Rubber Soul is THE turning point Beatles album. Most think of Revolver as having that status, but Revolver for all its merits has the clunkiness of earlier Beatles songs. With Rubber Soul's forays into Indian/world music in 'Norwegian Wood', first blossoming of Lennon's universal love theme in 'The Word', Harrison's nebulous spiritual awareness in 'Think For Yourself' and the inclusion of a songwriting credit for Ringo, this surely the album which sets The Beatles on the path of the 'mature' half of their career. But, what also keeps it bobbing along nicely is the funky undertones in songs like 'Drive My Car', 'The Word' and 'Think For Yourself.' This same funky approach to 'What Goes On' also makes the song one which makes it very pleasant to hear Ringo's vocals. All this change going on in The Beatles' minds and music is also evidenced by the album cover, with the slightly psychedelic warping of the image of the band, and the look of mature young men on their faces rather than the bunch of lads they seem to look on previous album covers.

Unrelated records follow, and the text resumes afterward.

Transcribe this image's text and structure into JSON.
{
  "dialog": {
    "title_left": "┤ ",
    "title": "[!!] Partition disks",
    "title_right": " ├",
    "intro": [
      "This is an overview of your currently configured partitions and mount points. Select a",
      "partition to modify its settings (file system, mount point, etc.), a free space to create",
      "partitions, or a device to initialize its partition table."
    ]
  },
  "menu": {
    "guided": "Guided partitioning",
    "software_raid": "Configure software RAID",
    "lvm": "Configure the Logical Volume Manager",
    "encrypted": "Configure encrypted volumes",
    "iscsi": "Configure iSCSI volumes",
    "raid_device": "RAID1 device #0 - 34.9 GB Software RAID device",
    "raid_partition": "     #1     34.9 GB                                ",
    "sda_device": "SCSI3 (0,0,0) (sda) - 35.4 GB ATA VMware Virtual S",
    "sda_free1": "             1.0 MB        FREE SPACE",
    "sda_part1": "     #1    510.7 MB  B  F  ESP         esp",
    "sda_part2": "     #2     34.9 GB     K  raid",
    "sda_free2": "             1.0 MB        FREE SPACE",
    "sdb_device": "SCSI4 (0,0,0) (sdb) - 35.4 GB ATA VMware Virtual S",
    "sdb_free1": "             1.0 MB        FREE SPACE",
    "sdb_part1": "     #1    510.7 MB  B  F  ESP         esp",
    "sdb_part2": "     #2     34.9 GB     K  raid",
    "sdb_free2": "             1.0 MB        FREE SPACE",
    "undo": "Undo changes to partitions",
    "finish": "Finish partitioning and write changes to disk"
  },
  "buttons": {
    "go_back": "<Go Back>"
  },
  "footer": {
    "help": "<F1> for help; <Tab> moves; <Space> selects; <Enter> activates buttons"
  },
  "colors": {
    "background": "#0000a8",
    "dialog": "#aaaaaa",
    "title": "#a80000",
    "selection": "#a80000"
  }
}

Just compare the cover and music with the earlier offering of Help earlier that year. The band had finally put cover versions and laddiness behind them in Rubber Soul, and were set into classic progressive pop and rock permanently.
Benjamin Burch (2005, February 20)
This album is almost worth nothing that it has "It's Only Love" and "I've Just Seen A Face" excluded from it. But it is a good album nonetheless. I'm pretty fond of "I'm Looking Through You" and "Think For Yourself." "Girl" has a great opening. But when John starts breathing it kinda ruins it. Another one on here is called "What Goes On" that keeps up with the tradition of Ringo's 1 song only thing. And it's a Lennon/McCartney/Starkey composition. It's a good song anyway. This is sort of a ballad album, with songs like "Norwegian Wood" (wich isn't that good,) "Michelle(which is wonderful" and "Girl." Overall, this album is reccomended and I think you all would like it a little more than I did.
number14 (2004, December 9)
The best beatles album amazing every song is awesome!! Definetley recomended
Carlos Perez (2004, May 31)
Historically considered to be their first masterpiece, Rubber Soul seees the Beatles exploring more adventurous territory as a band. Composed of all originals, we see here John at the top of his lyrical form ("Norwegian Wood", "Nowhere Man", "Girl", and "In My Life" are four of his best songs ever), and Paul throws in a few gems ("Michelle", "Drive My Car"). George also contributes a few songs, which-though decent-don't touch John or Paul's, and Ringo gets his first songwriting credit with "What Goes On?". Later, the band would charter even more adventurous roads, both muscially and lyrically. For now, they were standing at the gates.
All Music Guide (2002, April 28)
While the Beatles still largely stuck to love songs on Rubber Soul, the lyrics represented a quantum leap in terms of thoughtfulness, maturity, and complex ambiguities. Musically, too, it was a substantial leap forward, with intricate folk-rock arrangements that reflected the increasing influence of Dylan and the Byrds. The group and George Martin were also beginning to expand the conventional instrumental parameters of the rock group, using a sitar on "Norwegian Wood," and Greek-like guitar lines on "Michelle" and "Girl," fuzz bass on "Think for Yourself," and a piano made to sound like a harpsichord on the instrumental break of "In My Life." While John and Paul were beginning to carve separate songwriting identities at this point, the album is full of great tunes, from "Norwegian Wood" and "Michelle" to "Girl," "I'm Looking Through You," "You Won't See Me," "Drive My Car," and "Nowhere Man" (the last of which was the first Beatle song to move beyond romantic themes entirely). George Harrison was also developing into a fine songwriter with his two contributions, "Think for Yourself" and the Byrdsish "If I Needed Someone." — Richie Unterberger